Tuesday, October 25, 2011


The ringing of metal striking metal on an iron anvil was my first alarm clock.  It had a rhythm unlike anything else...ding, ding, ding, ding, ding-up, (pause), da-ding, ding.  It was the sound of my grandfather working and it became the background score, the music of my childhood.  It reassured me that everything was right with the world.

That was my grandfather shaping metal into a perfectly fitted horseshoe, or metal rim for a wagon wheel (they still had a few), or some metal part needing to be custom-made.  He was left-handed and pounded for hours a day.  His first shop was the wooden structure (which burned down in the 1920's) pictured below.

A Postcard of Grandfather's First Shop
(He is on the far left watching Frank Kemp, his helper trim a horse's hooves)

Frank Kemp helped my grandfather and has his tools in a wooden carrier on the ground next to the horse he is attending.  The man in the center is unknown to me.  People wait on the side for their work to be done.  To the far right is my grandfather's house, which he built for a grand total of $900 in the early 1900's.  Looking over a statement from his business, all things were inexpensive by today's standards.

He did woodworking, custom metal work, car repair, sales, service, and was a decent farrier.  You never knew what you'd be stepping into at Grandfather's shop.  During the killer influenza epidemic he made wooden coffins and remarked that they stacked to the ceiling in his first shop.  

I recall him saying he had worked for a Mr. Walter Ware, an undertaker, for Mr. Andrew Foxwell, a blacksmith, and had interned with a blacksmith in Virginia Beach before marrying my grandmother.

A Postcard Dated 1903 Sent to My Grandmother from Virginia Beach

My step grandmother, Inez, and I visited the shop daily in the summer, bringing a pitcher of iced water.  Except for the rain barrel, there was no water in the shop, no snacks and eating between meals.  Three square meals a day was all he ever knew.  He ate a sandwich with a knife and fork when it was presented to him because he had never seen one in his life.  He held the phone upside down and talked into the earpiece so it was futile to phone him.  I am so getting to this point with all the I-gadgets.

He wore long sleeved shirts and long pants all year long to protect him from cinders, which flew off the forge occasionally, and clinkers (bits of red hot metal residue from the beating on the anvil).  I managed to find clinkers with my bare feet in summer.  After shaping the red hot metal, he plunged it into the rain barrel with long tongs and it made the neatest shwooshing sound.

I surely loved that forge.  I hand cranked it until I thought it might fly off the ground.  It didn't.  Grandfather never scolded me once.  He had the patience of Job.  It would be great to talk to him again.

Grandfather at 81
(He Died at 94)


  1. Reminds me of my Pepop who wasn't a smithy, but was a Superintendent of Patapsco State Park in MD for a while.

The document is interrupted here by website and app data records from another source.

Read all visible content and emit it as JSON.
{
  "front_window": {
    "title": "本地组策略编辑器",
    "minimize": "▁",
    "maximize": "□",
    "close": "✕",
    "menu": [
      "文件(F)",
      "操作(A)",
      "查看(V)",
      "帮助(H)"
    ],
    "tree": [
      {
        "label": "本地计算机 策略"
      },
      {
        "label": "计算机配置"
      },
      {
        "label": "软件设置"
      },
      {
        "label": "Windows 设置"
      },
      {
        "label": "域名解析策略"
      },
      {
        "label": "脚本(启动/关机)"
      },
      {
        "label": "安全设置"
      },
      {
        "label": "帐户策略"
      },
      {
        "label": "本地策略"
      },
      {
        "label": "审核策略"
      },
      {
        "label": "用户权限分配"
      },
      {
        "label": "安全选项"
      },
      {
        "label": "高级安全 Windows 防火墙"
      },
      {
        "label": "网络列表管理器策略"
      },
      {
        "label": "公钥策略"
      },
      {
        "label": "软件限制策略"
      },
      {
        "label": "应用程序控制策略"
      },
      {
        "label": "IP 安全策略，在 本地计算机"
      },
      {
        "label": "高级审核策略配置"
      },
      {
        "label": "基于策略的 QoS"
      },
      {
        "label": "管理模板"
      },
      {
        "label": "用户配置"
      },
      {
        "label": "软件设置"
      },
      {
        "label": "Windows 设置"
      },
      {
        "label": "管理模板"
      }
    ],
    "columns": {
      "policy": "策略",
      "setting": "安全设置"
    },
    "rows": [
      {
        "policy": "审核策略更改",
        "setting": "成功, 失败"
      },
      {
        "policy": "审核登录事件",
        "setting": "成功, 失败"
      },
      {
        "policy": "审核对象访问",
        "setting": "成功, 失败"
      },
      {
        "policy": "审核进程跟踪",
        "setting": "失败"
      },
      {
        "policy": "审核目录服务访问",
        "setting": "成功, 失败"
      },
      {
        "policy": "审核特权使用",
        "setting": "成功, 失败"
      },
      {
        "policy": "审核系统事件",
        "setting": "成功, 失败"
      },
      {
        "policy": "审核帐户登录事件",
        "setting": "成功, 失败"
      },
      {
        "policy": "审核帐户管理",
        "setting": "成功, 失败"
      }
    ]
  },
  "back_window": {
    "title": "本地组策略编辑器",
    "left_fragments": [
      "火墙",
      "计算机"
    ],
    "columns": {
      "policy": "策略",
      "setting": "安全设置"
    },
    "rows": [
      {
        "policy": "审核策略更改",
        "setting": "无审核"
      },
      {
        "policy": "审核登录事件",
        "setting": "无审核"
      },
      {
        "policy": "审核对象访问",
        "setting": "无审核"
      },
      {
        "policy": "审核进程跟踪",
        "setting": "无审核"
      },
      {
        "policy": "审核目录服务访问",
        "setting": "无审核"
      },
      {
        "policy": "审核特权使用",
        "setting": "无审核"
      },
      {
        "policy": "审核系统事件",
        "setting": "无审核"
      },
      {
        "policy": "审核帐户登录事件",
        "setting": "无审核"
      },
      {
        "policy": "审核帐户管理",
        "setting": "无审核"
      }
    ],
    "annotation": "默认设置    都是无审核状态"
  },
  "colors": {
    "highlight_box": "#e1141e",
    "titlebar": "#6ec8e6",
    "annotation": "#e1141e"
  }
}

He never scolded me either.

  2. I remember him exactly as he looks in that last picture.

    All this took place at the corner leading down to Ware Neck from Route 14 (aka Flat Iron). I remember the house well but also that he had a lawn mower repair shop with his son.

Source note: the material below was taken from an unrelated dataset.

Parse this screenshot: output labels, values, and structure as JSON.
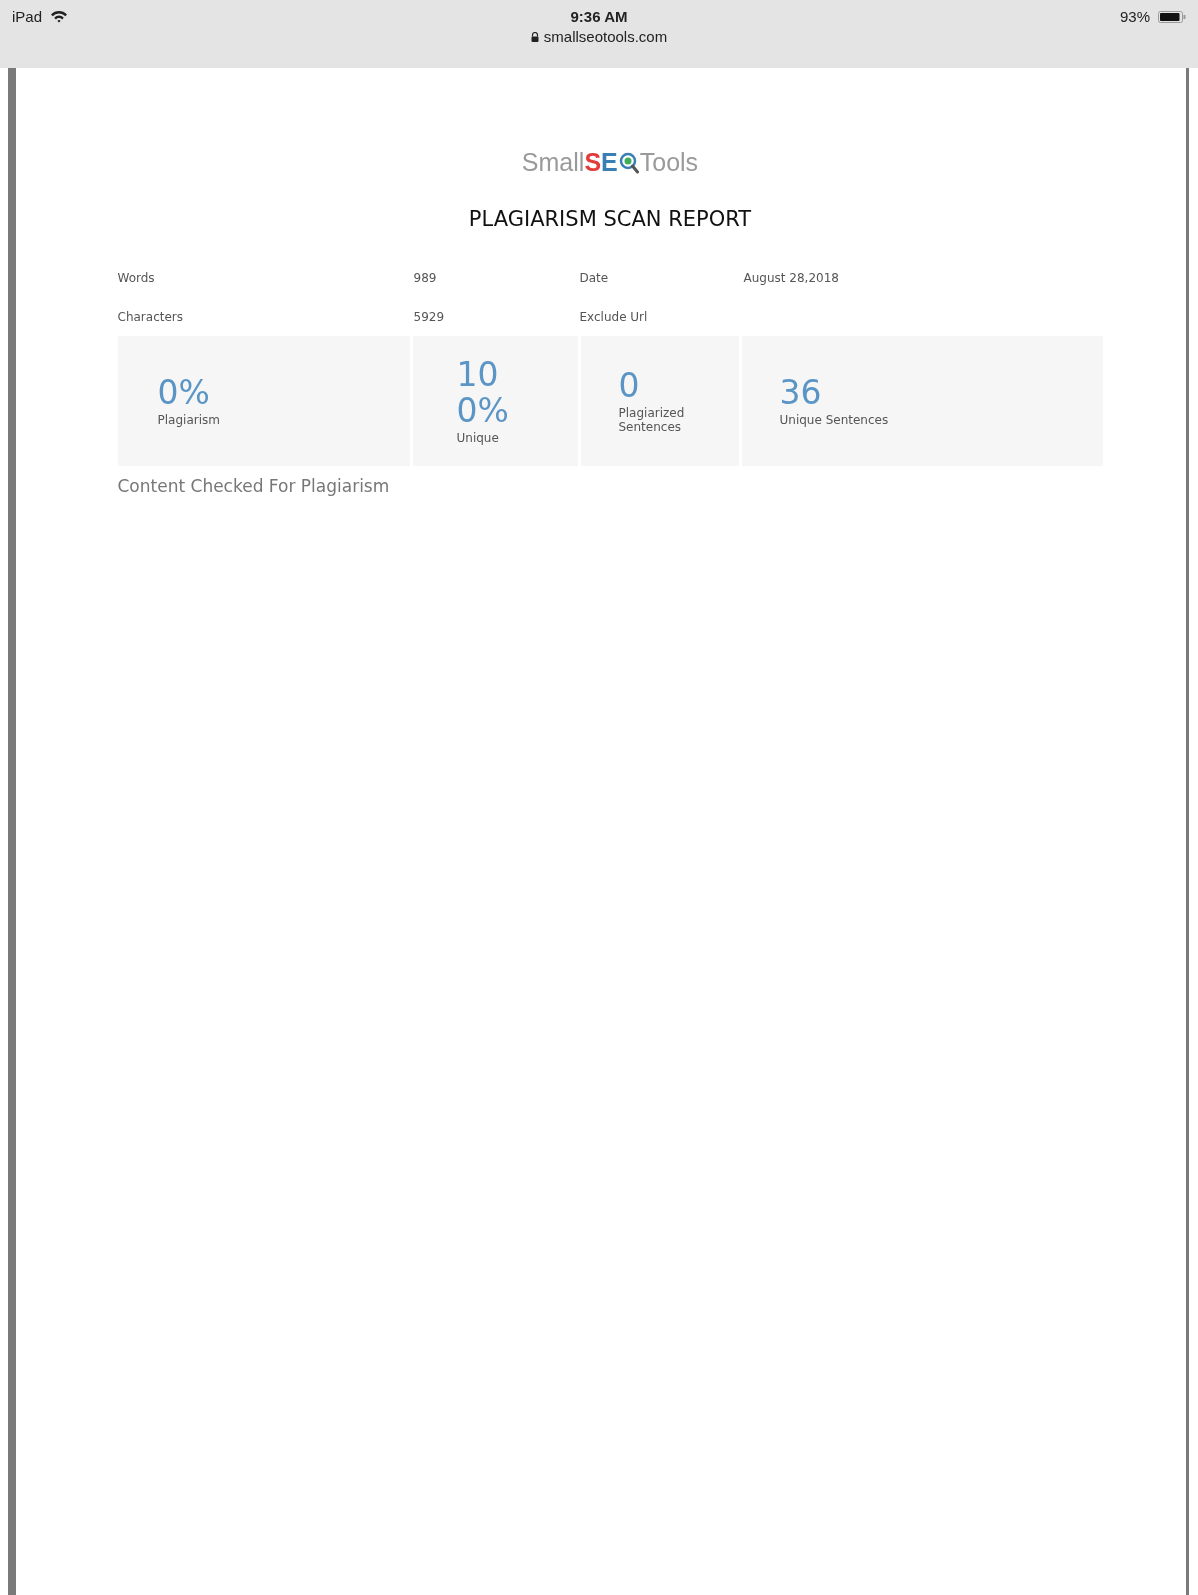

    I wonder if the Kemp man shown in the picture is any relation to his first wife who was Mary Ann Kemp? (Correct me if I'm wrong with these details but I know she was a Kemp.)

  3. This is an amazing, wonderful story. Amazing to me because your grandfather was just enough older than any of my grandparents to make a difference in their experiences.
    I enjoyed this very much.

    Kay, Alberta, Canada
    An Unfittie’s Guide to Adventurous Travel

  4. Love these stories. What happened to your grandmother?